Information given Block Start

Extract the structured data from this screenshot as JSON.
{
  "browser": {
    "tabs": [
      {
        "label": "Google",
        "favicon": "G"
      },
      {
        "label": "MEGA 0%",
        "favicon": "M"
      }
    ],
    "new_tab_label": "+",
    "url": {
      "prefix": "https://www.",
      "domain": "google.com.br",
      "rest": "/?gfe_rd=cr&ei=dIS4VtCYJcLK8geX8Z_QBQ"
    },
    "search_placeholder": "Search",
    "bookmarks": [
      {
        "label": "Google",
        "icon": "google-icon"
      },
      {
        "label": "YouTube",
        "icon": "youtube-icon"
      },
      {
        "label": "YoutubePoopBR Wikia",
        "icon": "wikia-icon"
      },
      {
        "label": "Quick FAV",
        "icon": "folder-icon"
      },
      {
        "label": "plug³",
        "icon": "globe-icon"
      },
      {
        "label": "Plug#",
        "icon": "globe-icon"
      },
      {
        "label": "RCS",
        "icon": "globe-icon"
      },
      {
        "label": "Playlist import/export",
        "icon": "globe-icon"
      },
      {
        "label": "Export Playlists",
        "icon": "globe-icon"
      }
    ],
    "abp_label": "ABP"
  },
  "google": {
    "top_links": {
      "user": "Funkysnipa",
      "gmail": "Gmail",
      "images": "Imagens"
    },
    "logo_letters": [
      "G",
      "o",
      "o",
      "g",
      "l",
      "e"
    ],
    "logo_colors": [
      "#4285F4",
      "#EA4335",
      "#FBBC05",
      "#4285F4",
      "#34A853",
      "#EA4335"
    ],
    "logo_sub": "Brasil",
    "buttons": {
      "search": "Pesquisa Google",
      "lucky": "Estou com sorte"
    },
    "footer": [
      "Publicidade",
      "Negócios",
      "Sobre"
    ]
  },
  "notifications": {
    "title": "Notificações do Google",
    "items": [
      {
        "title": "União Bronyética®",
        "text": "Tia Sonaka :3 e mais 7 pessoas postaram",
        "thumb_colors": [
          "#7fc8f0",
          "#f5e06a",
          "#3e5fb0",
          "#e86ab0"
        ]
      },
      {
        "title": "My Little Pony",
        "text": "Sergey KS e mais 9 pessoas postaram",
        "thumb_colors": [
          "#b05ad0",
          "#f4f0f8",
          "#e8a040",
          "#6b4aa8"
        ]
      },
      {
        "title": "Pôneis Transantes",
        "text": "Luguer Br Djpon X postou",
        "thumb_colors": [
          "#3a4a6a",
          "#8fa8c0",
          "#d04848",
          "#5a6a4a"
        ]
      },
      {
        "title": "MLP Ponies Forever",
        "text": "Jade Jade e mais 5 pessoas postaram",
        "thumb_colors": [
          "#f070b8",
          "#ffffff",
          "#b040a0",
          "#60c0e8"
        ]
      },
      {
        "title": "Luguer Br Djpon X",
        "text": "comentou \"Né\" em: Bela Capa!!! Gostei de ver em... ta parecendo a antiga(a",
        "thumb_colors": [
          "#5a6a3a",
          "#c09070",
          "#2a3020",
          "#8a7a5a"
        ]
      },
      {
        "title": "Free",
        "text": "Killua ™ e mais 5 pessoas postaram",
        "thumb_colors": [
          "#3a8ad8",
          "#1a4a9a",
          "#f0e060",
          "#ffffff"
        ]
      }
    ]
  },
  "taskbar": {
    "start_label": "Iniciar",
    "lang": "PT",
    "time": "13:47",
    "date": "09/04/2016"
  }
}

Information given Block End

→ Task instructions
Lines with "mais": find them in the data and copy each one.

→ Solution for this exercise
        "text": "Tia Sonaka :3 e mais 7 pessoas postaram",
        "text": "Sergey KS e mais 9 pessoas postaram",
        "text": "Jade Jade e mais 5 pessoas postaram",
        "text": "Killua ™ e mais 5 pessoas postaram",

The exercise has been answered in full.